§ TRY IT: Copy the records below without altering a single word.
===== EXTRACTED INFORMATION =====
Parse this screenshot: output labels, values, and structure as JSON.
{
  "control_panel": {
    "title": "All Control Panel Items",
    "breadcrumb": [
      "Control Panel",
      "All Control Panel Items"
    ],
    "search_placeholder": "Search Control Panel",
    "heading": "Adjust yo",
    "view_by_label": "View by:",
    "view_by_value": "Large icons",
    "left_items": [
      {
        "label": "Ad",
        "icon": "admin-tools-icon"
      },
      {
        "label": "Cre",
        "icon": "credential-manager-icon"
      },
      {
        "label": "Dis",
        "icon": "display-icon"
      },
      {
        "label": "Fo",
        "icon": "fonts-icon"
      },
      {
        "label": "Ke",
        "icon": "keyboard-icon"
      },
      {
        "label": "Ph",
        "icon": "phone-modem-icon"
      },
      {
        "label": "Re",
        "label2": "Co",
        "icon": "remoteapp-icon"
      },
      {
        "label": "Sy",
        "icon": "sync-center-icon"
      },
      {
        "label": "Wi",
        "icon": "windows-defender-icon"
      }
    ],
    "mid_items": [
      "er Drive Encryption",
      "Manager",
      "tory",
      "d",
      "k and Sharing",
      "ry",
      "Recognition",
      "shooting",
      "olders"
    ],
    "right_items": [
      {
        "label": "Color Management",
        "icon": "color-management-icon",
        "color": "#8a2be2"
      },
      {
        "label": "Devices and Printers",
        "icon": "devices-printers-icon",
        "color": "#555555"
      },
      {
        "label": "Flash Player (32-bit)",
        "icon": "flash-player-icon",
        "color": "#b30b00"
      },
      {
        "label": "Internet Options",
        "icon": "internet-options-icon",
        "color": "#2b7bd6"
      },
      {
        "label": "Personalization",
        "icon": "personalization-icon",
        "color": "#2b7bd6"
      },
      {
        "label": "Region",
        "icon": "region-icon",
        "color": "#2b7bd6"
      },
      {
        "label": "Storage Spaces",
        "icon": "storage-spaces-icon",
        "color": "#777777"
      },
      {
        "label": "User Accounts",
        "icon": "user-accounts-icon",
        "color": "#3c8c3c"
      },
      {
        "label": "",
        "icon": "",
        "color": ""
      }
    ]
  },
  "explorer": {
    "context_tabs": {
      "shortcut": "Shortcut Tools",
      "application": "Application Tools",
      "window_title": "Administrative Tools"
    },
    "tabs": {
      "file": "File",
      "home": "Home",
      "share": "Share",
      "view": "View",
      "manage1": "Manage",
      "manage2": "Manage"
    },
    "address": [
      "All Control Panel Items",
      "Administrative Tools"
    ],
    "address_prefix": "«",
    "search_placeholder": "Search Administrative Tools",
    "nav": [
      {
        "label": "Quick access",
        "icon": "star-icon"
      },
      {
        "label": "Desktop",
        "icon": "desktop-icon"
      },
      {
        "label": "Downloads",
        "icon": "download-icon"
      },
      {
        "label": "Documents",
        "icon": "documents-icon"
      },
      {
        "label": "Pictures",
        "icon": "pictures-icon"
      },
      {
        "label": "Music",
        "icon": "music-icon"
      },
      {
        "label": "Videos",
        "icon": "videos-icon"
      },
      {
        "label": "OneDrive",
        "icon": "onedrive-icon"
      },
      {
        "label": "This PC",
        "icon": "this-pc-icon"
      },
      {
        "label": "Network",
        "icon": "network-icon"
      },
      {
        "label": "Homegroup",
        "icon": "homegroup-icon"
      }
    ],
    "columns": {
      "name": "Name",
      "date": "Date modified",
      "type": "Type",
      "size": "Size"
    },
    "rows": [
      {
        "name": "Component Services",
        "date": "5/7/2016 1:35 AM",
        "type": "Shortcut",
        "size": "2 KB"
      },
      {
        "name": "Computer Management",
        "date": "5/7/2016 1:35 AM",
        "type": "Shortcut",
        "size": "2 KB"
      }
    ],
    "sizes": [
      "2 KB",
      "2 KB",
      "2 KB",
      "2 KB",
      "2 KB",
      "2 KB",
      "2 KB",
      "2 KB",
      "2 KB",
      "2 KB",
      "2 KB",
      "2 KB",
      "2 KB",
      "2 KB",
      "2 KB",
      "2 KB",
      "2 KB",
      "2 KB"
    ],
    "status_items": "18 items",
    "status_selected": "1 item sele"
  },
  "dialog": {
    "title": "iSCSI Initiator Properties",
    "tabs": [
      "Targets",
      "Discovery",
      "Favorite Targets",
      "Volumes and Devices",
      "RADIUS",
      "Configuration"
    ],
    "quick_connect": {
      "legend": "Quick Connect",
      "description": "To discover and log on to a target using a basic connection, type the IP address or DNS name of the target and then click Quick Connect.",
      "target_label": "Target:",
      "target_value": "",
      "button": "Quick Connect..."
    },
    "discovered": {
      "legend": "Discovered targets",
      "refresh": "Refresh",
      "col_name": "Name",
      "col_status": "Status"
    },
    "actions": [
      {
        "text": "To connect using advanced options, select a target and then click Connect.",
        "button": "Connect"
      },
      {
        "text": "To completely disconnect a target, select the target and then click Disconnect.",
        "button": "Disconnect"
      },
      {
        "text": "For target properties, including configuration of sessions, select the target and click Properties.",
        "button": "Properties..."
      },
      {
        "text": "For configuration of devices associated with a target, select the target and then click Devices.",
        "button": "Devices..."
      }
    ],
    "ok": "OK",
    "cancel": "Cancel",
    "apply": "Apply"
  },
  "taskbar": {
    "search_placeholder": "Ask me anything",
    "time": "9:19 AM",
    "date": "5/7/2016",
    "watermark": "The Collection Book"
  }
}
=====
§ WRITTEN SOLUTION:
Parse this screenshot: output labels, values, and structure as JSON.
{
  "control_panel": {
    "title": "All Control Panel Items",
    "breadcrumb": [
      "Control Panel",
      "All Control Panel Items"
    ],
    "search_placeholder": "Search Control Panel",
    "heading": "Adjust yo",
    "view_by_label": "View by:",
    "view_by_value": "Large icons",
    "left_items": [
      {
        "label": "Ad",
        "icon": "admin-tools-icon"
      },
      {
        "label": "Cre",
        "icon": "credential-manager-icon"
      },
      {
        "label": "Dis",
        "icon": "display-icon"
      },
      {
        "label": "Fo",
        "icon": "fonts-icon"
      },
      {
        "label": "Ke",
        "icon": "keyboard-icon"
      },
      {
        "label": "Ph",
        "icon": "phone-modem-icon"
      },
      {
        "label": "Re",
        "label2": "Co",
        "icon": "remoteapp-icon"
      },
      {
        "label": "Sy",
        "icon": "sync-center-icon"
      },
      {
        "label": "Wi",
        "icon": "windows-defender-icon"
      }
    ],
    "mid_items": [
      "er Drive Encryption",
      "Manager",
      "tory",
      "d",
      "k and Sharing",
      "ry",
      "Recognition",
      "shooting",
      "olders"
    ],
    "right_items": [
      {
        "label": "Color Management",
        "icon": "color-management-icon",
        "color": "#8a2be2"
      },
      {
        "label": "Devices and Printers",
        "icon": "devices-printers-icon",
        "color": "#555555"
      },
      {
        "label": "Flash Player (32-bit)",
        "icon": "flash-player-icon",
        "color": "#b30b00"
      },
      {
        "label": "Internet Options",
        "icon": "internet-options-icon",
        "color": "#2b7bd6"
      },
      {
        "label": "Personalization",
        "icon": "personalization-icon",
        "color": "#2b7bd6"
      },
      {
        "label": "Region",
        "icon": "region-icon",
        "color": "#2b7bd6"
      },
      {
        "label": "Storage Spaces",
        "icon": "storage-spaces-icon",
        "color": "#777777"
      },
      {
        "label": "User Accounts",
        "icon": "user-accounts-icon",
        "color": "#3c8c3c"
      },
      {
        "label": "",
        "icon": "",
        "color": ""
      }
    ]
  },
  "explorer": {
    "context_tabs": {
      "shortcut": "Shortcut Tools",
      "application": "Application Tools",
      "window_title": "Administrative Tools"
    },
    "tabs": {
      "file": "File",
      "home": "Home",
      "share": "Share",
      "view": "View",
      "manage1": "Manage",
      "manage2": "Manage"
    },
    "address": [
      "All Control Panel Items",
      "Administrative Tools"
    ],
    "address_prefix": "«",
    "search_placeholder": "Search Administrative Tools",
    "nav": [
      {
        "label": "Quick access",
        "icon": "star-icon"
      },
      {
        "label": "Desktop",
        "icon": "desktop-icon"
      },
      {
        "label": "Downloads",
        "icon": "download-icon"
      },
      {
        "label": "Documents",
        "icon": "documents-icon"
      },
      {
        "label": "Pictures",
        "icon": "pictures-icon"
      },
      {
        "label": "Music",
        "icon": "music-icon"
      },
      {
        "label": "Videos",
        "icon": "videos-icon"
      },
      {
        "label": "OneDrive",
        "icon": "onedrive-icon"
      },
      {
        "label": "This PC",
        "icon": "this-pc-icon"
      },
      {
        "label": "Network",
        "icon": "network-icon"
      },
      {
        "label": "Homegroup",
        "icon": "homegroup-icon"
      }
    ],
    "columns": {
      "name": "Name",
      "date": "Date modified",
      "type": "Type",
      "size": "Size"
    },
    "rows": [
      {
        "name": "Component Services",
        "date": "5/7/2016 1:35 AM",
        "type": "Shortcut",
        "size": "2 KB"
      },
      {
        "name": "Computer Management",
        "date": "5/7/2016 1:35 AM",
        "type": "Shortcut",
        "size": "2 KB"
      }
    ],
    "sizes": [
      "2 KB",
      "2 KB",
      "2 KB",
      "2 KB",
      "2 KB",
      "2 KB",
      "2 KB",
      "2 KB",
      "2 KB",
      "2 KB",
      "2 KB",
      "2 KB",
      "2 KB",
      "2 KB",
      "2 KB",
      "2 KB",
      "2 KB",
      "2 KB"
    ],
    "status_items": "18 items",
    "status_selected": "1 item sele"
  },
  "dialog": {
    "title": "iSCSI Initiator Properties",
    "tabs": [
      "Targets",
      "Discovery",
      "Favorite Targets",
      "Volumes and Devices",
      "RADIUS",
      "Configuration"
    ],
    "quick_connect": {
      "legend": "Quick Connect",
      "description": "To discover and log on to a target using a basic connection, type the IP address or DNS name of the target and then click Quick Connect.",
      "target_label": "Target:",
      "target_value": "",
      "button": "Quick Connect..."
    },
    "discovered": {
      "legend": "Discovered targets",
      "refresh": "Refresh",
      "col_name": "Name",
      "col_status": "Status"
    },
    "actions": [
      {
        "text": "To connect using advanced options, select a target and then click Connect.",
        "button": "Connect"
      },
      {
        "text": "To completely disconnect a target, select the target and then click Disconnect.",
        "button": "Disconnect"
      },
      {
        "text": "For target properties, including configuration of sessions, select the target and click Properties.",
        "button": "Properties..."
      },
      {
        "text": "For configuration of devices associated with a target, select the target and then click Devices.",
        "button": "Devices..."
      }
    ],
    "ok": "OK",
    "cancel": "Cancel",
    "apply": "Apply"
  },
  "taskbar": {
    "search_placeholder": "Ask me anything",
    "time": "9:19 AM",
    "date": "5/7/2016",
    "watermark": "The Collection Book"
  }
}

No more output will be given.